As the use of technology has increased in everyday life, however when a person records a conversation or videos an incident, can this be utilised in Court proceedings?
The legislation that details under what circumstances a recording can be utilised is in the Surveillance Devices Act. Specifically, Section 7, which details a person must not knowingly install, use or maintain surveillance devices to observe the acts of a private party without the express or implied consent of each party.
There are however exceptions to this, there are obvious exceptions such as Police officers obtaining a warrant. The more difficult areas to determine relate to Section 7, subection 2(c) (ii) which outlines that there is an exception to recording a person, is “reasonably necessary for the protection of any person’s lawful interests:”

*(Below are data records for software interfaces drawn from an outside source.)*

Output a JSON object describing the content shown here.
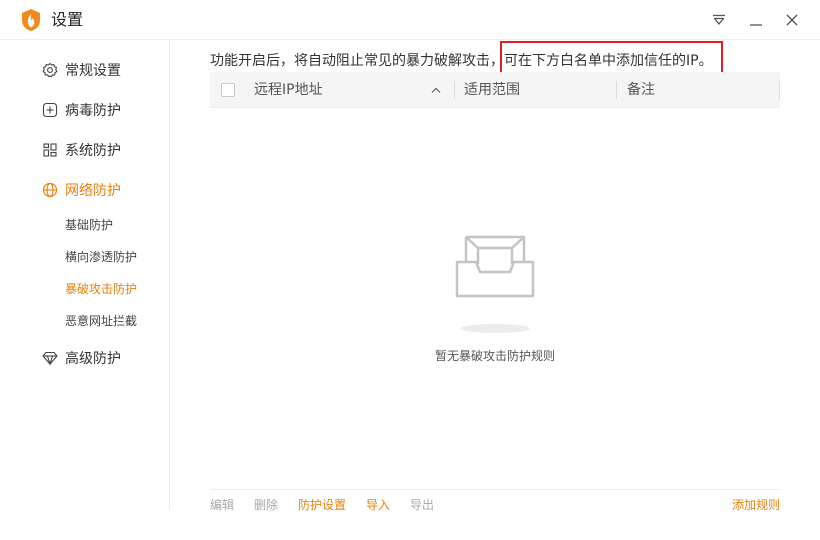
{
  "window": {
    "title": "设置",
    "logo_icon": "flame-shield-icon",
    "controls": [
      "menu-dropdown-icon",
      "minimize-icon",
      "close-icon"
    ]
  },
  "colors": {
    "accent": "#e8810e",
    "highlight_box": "#e02020",
    "text": "#333333",
    "disabled": "#a8a8a8",
    "header_bg": "#f5f5f5"
  },
  "sidebar": {
    "items": [
      {
        "label": "常规设置",
        "icon": "gear-icon",
        "active": false
      },
      {
        "label": "病毒防护",
        "icon": "plus-square-icon",
        "active": false
      },
      {
        "label": "系统防护",
        "icon": "grid-icon",
        "active": false
      },
      {
        "label": "网络防护",
        "icon": "globe-icon",
        "active": true
      },
      {
        "label": "高级防护",
        "icon": "diamond-icon",
        "active": false
      }
    ],
    "sub_items": [
      {
        "label": "基础防护",
        "active": false
      },
      {
        "label": "横向渗透防护",
        "active": false
      },
      {
        "label": "暴破攻击防护",
        "active": true
      },
      {
        "label": "恶意网址拦截",
        "active": false
      }
    ]
  },
  "main": {
    "description": "功能开启后，将自动阻止常见的暴力破解攻击，可在下方白名单中添加信任的IP。",
    "table": {
      "columns": [
        "远程IP地址",
        "适用范围",
        "备注"
      ],
      "sort_icon": "chevron-up-icon"
    },
    "empty_state": {
      "icon": "empty-inbox-icon",
      "text": "暂无暴破攻击防护规则"
    },
    "footer": {
      "edit": "编辑",
      "delete": "删除",
      "settings": "防护设置",
      "import": "导入",
      "export": "导出",
      "add_rule": "添加规则"
    }
  }
}
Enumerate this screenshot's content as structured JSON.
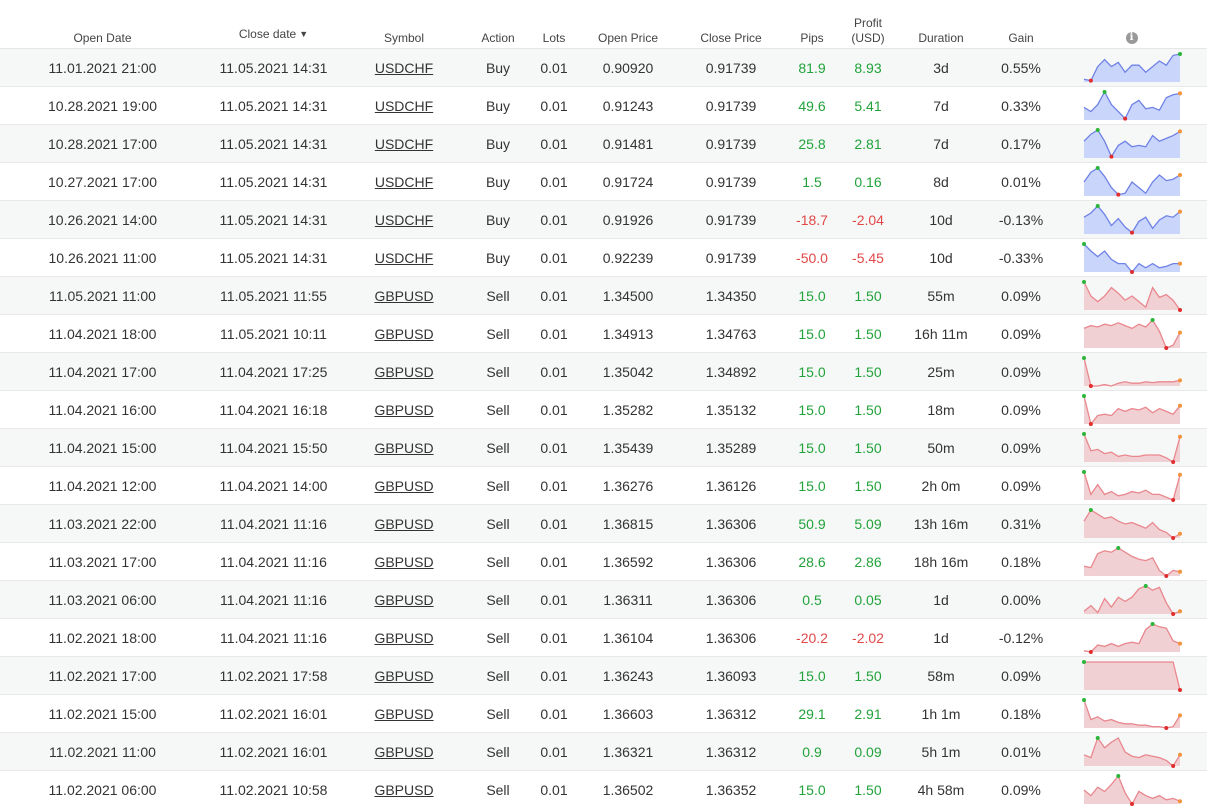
{
  "headers": {
    "open_date": "Open Date",
    "close_date": "Close date",
    "close_sort_arrow": "▼",
    "symbol": "Symbol",
    "action": "Action",
    "lots": "Lots",
    "open_price": "Open Price",
    "close_price": "Close Price",
    "pips": "Pips",
    "profit_line1": "Profit",
    "profit_line2": "(USD)",
    "duration": "Duration",
    "gain": "Gain",
    "info": "i"
  },
  "colors": {
    "positive": "#22a23b",
    "negative": "#e24848",
    "buy_fill": "#c9d5fb",
    "buy_line": "#6f82e6",
    "sell_fill": "#f1d0d3",
    "sell_line": "#e9878e",
    "marker_high": "#2bb53a",
    "marker_low": "#e02d2d",
    "marker_last": "#f2923a"
  },
  "rows": [
    {
      "open": "11.01.2021 21:00",
      "close": "11.05.2021 14:31",
      "symbol": "USDCHF",
      "action": "Buy",
      "lots": "0.01",
      "open_price": "0.90920",
      "close_price": "0.91739",
      "pips": "81.9",
      "profit": "8.93",
      "duration": "3d",
      "gain": "0.55%",
      "sign": "pos",
      "spark": [
        0.1,
        0.05,
        0.55,
        0.8,
        0.55,
        0.7,
        0.35,
        0.6,
        0.6,
        0.35,
        0.55,
        0.75,
        0.6,
        0.95,
        1.0
      ]
    },
    {
      "open": "10.28.2021 19:00",
      "close": "11.05.2021 14:31",
      "symbol": "USDCHF",
      "action": "Buy",
      "lots": "0.01",
      "open_price": "0.91243",
      "close_price": "0.91739",
      "pips": "49.6",
      "profit": "5.41",
      "duration": "7d",
      "gain": "0.33%",
      "sign": "pos",
      "spark": [
        0.45,
        0.3,
        0.55,
        1.0,
        0.55,
        0.3,
        0.05,
        0.55,
        0.7,
        0.4,
        0.45,
        0.35,
        0.8,
        0.9,
        0.95
      ]
    },
    {
      "open": "10.28.2021 17:00",
      "close": "11.05.2021 14:31",
      "symbol": "USDCHF",
      "action": "Buy",
      "lots": "0.01",
      "open_price": "0.91481",
      "close_price": "0.91739",
      "pips": "25.8",
      "profit": "2.81",
      "duration": "7d",
      "gain": "0.17%",
      "sign": "pos",
      "spark": [
        0.6,
        0.85,
        1.0,
        0.6,
        0.05,
        0.45,
        0.6,
        0.4,
        0.45,
        0.4,
        0.8,
        0.6,
        0.7,
        0.8,
        0.95
      ]
    },
    {
      "open": "10.27.2021 17:00",
      "close": "11.05.2021 14:31",
      "symbol": "USDCHF",
      "action": "Buy",
      "lots": "0.01",
      "open_price": "0.91724",
      "close_price": "0.91739",
      "pips": "1.5",
      "profit": "0.16",
      "duration": "8d",
      "gain": "0.01%",
      "sign": "pos",
      "spark": [
        0.5,
        0.85,
        1.0,
        0.7,
        0.3,
        0.05,
        0.1,
        0.5,
        0.3,
        0.1,
        0.5,
        0.75,
        0.55,
        0.6,
        0.75
      ]
    },
    {
      "open": "10.26.2021 14:00",
      "close": "11.05.2021 14:31",
      "symbol": "USDCHF",
      "action": "Buy",
      "lots": "0.01",
      "open_price": "0.91926",
      "close_price": "0.91739",
      "pips": "-18.7",
      "profit": "-2.04",
      "duration": "10d",
      "gain": "-0.13%",
      "sign": "neg",
      "spark": [
        0.6,
        0.75,
        1.0,
        0.7,
        0.3,
        0.55,
        0.25,
        0.05,
        0.45,
        0.6,
        0.2,
        0.5,
        0.65,
        0.6,
        0.8
      ]
    },
    {
      "open": "10.26.2021 11:00",
      "close": "11.05.2021 14:31",
      "symbol": "USDCHF",
      "action": "Buy",
      "lots": "0.01",
      "open_price": "0.92239",
      "close_price": "0.91739",
      "pips": "-50.0",
      "profit": "-5.45",
      "duration": "10d",
      "gain": "-0.33%",
      "sign": "neg",
      "spark": [
        1.0,
        0.75,
        0.55,
        0.75,
        0.45,
        0.3,
        0.3,
        0.0,
        0.3,
        0.15,
        0.3,
        0.15,
        0.2,
        0.3,
        0.3
      ]
    },
    {
      "open": "11.05.2021 11:00",
      "close": "11.05.2021 11:55",
      "symbol": "GBPUSD",
      "action": "Sell",
      "lots": "0.01",
      "open_price": "1.34500",
      "close_price": "1.34350",
      "pips": "15.0",
      "profit": "1.50",
      "duration": "55m",
      "gain": "0.09%",
      "sign": "pos",
      "spark": [
        1.0,
        0.5,
        0.3,
        0.5,
        0.8,
        0.6,
        0.35,
        0.5,
        0.3,
        0.1,
        0.8,
        0.45,
        0.55,
        0.35,
        0.0
      ]
    },
    {
      "open": "11.04.2021 18:00",
      "close": "11.05.2021 10:11",
      "symbol": "GBPUSD",
      "action": "Sell",
      "lots": "0.01",
      "open_price": "1.34913",
      "close_price": "1.34763",
      "pips": "15.0",
      "profit": "1.50",
      "duration": "16h 11m",
      "gain": "0.09%",
      "sign": "pos",
      "spark": [
        0.7,
        0.8,
        0.75,
        0.85,
        0.8,
        0.9,
        0.8,
        0.7,
        0.85,
        0.75,
        1.0,
        0.6,
        0.0,
        0.1,
        0.55
      ]
    },
    {
      "open": "11.04.2021 17:00",
      "close": "11.04.2021 17:25",
      "symbol": "GBPUSD",
      "action": "Sell",
      "lots": "0.01",
      "open_price": "1.35042",
      "close_price": "1.34892",
      "pips": "15.0",
      "profit": "1.50",
      "duration": "25m",
      "gain": "0.09%",
      "sign": "pos",
      "spark": [
        1.0,
        0.0,
        0.0,
        0.05,
        0.0,
        0.1,
        0.15,
        0.1,
        0.1,
        0.15,
        0.12,
        0.15,
        0.15,
        0.15,
        0.2
      ]
    },
    {
      "open": "11.04.2021 16:00",
      "close": "11.04.2021 16:18",
      "symbol": "GBPUSD",
      "action": "Sell",
      "lots": "0.01",
      "open_price": "1.35282",
      "close_price": "1.35132",
      "pips": "15.0",
      "profit": "1.50",
      "duration": "18m",
      "gain": "0.09%",
      "sign": "pos",
      "spark": [
        1.0,
        0.0,
        0.3,
        0.35,
        0.3,
        0.55,
        0.45,
        0.55,
        0.5,
        0.6,
        0.4,
        0.55,
        0.45,
        0.35,
        0.65
      ]
    },
    {
      "open": "11.04.2021 15:00",
      "close": "11.04.2021 15:50",
      "symbol": "GBPUSD",
      "action": "Sell",
      "lots": "0.01",
      "open_price": "1.35439",
      "close_price": "1.35289",
      "pips": "15.0",
      "profit": "1.50",
      "duration": "50m",
      "gain": "0.09%",
      "sign": "pos",
      "spark": [
        1.0,
        0.4,
        0.45,
        0.3,
        0.35,
        0.2,
        0.25,
        0.2,
        0.2,
        0.25,
        0.25,
        0.25,
        0.15,
        0.0,
        0.9
      ]
    },
    {
      "open": "11.04.2021 12:00",
      "close": "11.04.2021 14:00",
      "symbol": "GBPUSD",
      "action": "Sell",
      "lots": "0.01",
      "open_price": "1.36276",
      "close_price": "1.36126",
      "pips": "15.0",
      "profit": "1.50",
      "duration": "2h 0m",
      "gain": "0.09%",
      "sign": "pos",
      "spark": [
        1.0,
        0.2,
        0.55,
        0.2,
        0.3,
        0.15,
        0.2,
        0.3,
        0.25,
        0.35,
        0.2,
        0.2,
        0.1,
        0.0,
        0.9
      ]
    },
    {
      "open": "11.03.2021 22:00",
      "close": "11.04.2021 11:16",
      "symbol": "GBPUSD",
      "action": "Sell",
      "lots": "0.01",
      "open_price": "1.36815",
      "close_price": "1.36306",
      "pips": "50.9",
      "profit": "5.09",
      "duration": "13h 16m",
      "gain": "0.31%",
      "sign": "pos",
      "spark": [
        0.6,
        1.0,
        0.85,
        0.7,
        0.75,
        0.6,
        0.5,
        0.55,
        0.45,
        0.35,
        0.55,
        0.3,
        0.2,
        0.0,
        0.15
      ]
    },
    {
      "open": "11.03.2021 17:00",
      "close": "11.04.2021 11:16",
      "symbol": "GBPUSD",
      "action": "Sell",
      "lots": "0.01",
      "open_price": "1.36592",
      "close_price": "1.36306",
      "pips": "28.6",
      "profit": "2.86",
      "duration": "18h 16m",
      "gain": "0.18%",
      "sign": "pos",
      "spark": [
        0.35,
        0.3,
        0.8,
        0.9,
        0.85,
        1.0,
        0.85,
        0.7,
        0.6,
        0.55,
        0.65,
        0.2,
        0.0,
        0.2,
        0.15
      ]
    },
    {
      "open": "11.03.2021 06:00",
      "close": "11.04.2021 11:16",
      "symbol": "GBPUSD",
      "action": "Sell",
      "lots": "0.01",
      "open_price": "1.36311",
      "close_price": "1.36306",
      "pips": "0.5",
      "profit": "0.05",
      "duration": "1d",
      "gain": "0.00%",
      "sign": "pos",
      "spark": [
        0.1,
        0.3,
        0.05,
        0.55,
        0.25,
        0.6,
        0.45,
        0.6,
        0.9,
        1.0,
        0.85,
        0.95,
        0.4,
        0.0,
        0.1
      ]
    },
    {
      "open": "11.02.2021 18:00",
      "close": "11.04.2021 11:16",
      "symbol": "GBPUSD",
      "action": "Sell",
      "lots": "0.01",
      "open_price": "1.36104",
      "close_price": "1.36306",
      "pips": "-20.2",
      "profit": "-2.02",
      "duration": "1d",
      "gain": "-0.12%",
      "sign": "neg",
      "spark": [
        0.05,
        0.0,
        0.25,
        0.2,
        0.3,
        0.2,
        0.3,
        0.35,
        0.3,
        0.8,
        1.0,
        0.9,
        0.85,
        0.4,
        0.3
      ]
    },
    {
      "open": "11.02.2021 17:00",
      "close": "11.02.2021 17:58",
      "symbol": "GBPUSD",
      "action": "Sell",
      "lots": "0.01",
      "open_price": "1.36243",
      "close_price": "1.36093",
      "pips": "15.0",
      "profit": "1.50",
      "duration": "58m",
      "gain": "0.09%",
      "sign": "pos",
      "spark": [
        1.0,
        1.0,
        1.0,
        1.0,
        1.0,
        1.0,
        1.0,
        1.0,
        1.0,
        1.0,
        1.0,
        1.0,
        1.0,
        1.0,
        0.0
      ]
    },
    {
      "open": "11.02.2021 15:00",
      "close": "11.02.2021 16:01",
      "symbol": "GBPUSD",
      "action": "Sell",
      "lots": "0.01",
      "open_price": "1.36603",
      "close_price": "1.36312",
      "pips": "29.1",
      "profit": "2.91",
      "duration": "1h 1m",
      "gain": "0.18%",
      "sign": "pos",
      "spark": [
        1.0,
        0.3,
        0.4,
        0.25,
        0.3,
        0.2,
        0.15,
        0.15,
        0.1,
        0.1,
        0.05,
        0.05,
        0.0,
        0.05,
        0.45
      ]
    },
    {
      "open": "11.02.2021 11:00",
      "close": "11.02.2021 16:01",
      "symbol": "GBPUSD",
      "action": "Sell",
      "lots": "0.01",
      "open_price": "1.36321",
      "close_price": "1.36312",
      "pips": "0.9",
      "profit": "0.09",
      "duration": "5h 1m",
      "gain": "0.01%",
      "sign": "pos",
      "spark": [
        0.4,
        0.3,
        1.0,
        0.65,
        0.85,
        1.0,
        0.5,
        0.35,
        0.3,
        0.4,
        0.35,
        0.3,
        0.2,
        0.0,
        0.4
      ]
    },
    {
      "open": "11.02.2021 06:00",
      "close": "11.02.2021 10:58",
      "symbol": "GBPUSD",
      "action": "Sell",
      "lots": "0.01",
      "open_price": "1.36502",
      "close_price": "1.36352",
      "pips": "15.0",
      "profit": "1.50",
      "duration": "4h 58m",
      "gain": "0.09%",
      "sign": "pos",
      "spark": [
        0.5,
        0.3,
        0.6,
        0.45,
        0.7,
        1.0,
        0.4,
        0.0,
        0.45,
        0.3,
        0.2,
        0.3,
        0.15,
        0.2,
        0.1
      ]
    }
  ]
}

There are a number of authorities that discuss when a person can utilise this exception, it is important to note that it is on a case by case basis, what is permitted for one person may not be successful for another.
An example of what the authorities consider is the following:
- If the recording is solely made “to try to garner information that might be of use to her at a future time, possibly in [family court proceedings].”
- If the recording is made to prove incidents of family violence, the Court will look at whether the recording is of the whole incident or selective in nature. The Court will ultimately look at the balance act of the fairness of the evidence being admitted against the prejudice to the other party.
- The Court will also look on whether the recordings were made when other options were available, an example being that there could have been a possibly to go to the Police and a warrant could have been obtained to allow the call.
Ultimately the Court determines the use of recordings on a case by case basis, looking at the situation objectively. It is an area of law that remains to specified.
If you have questions relating to this area of law speak to one of our experienced team today.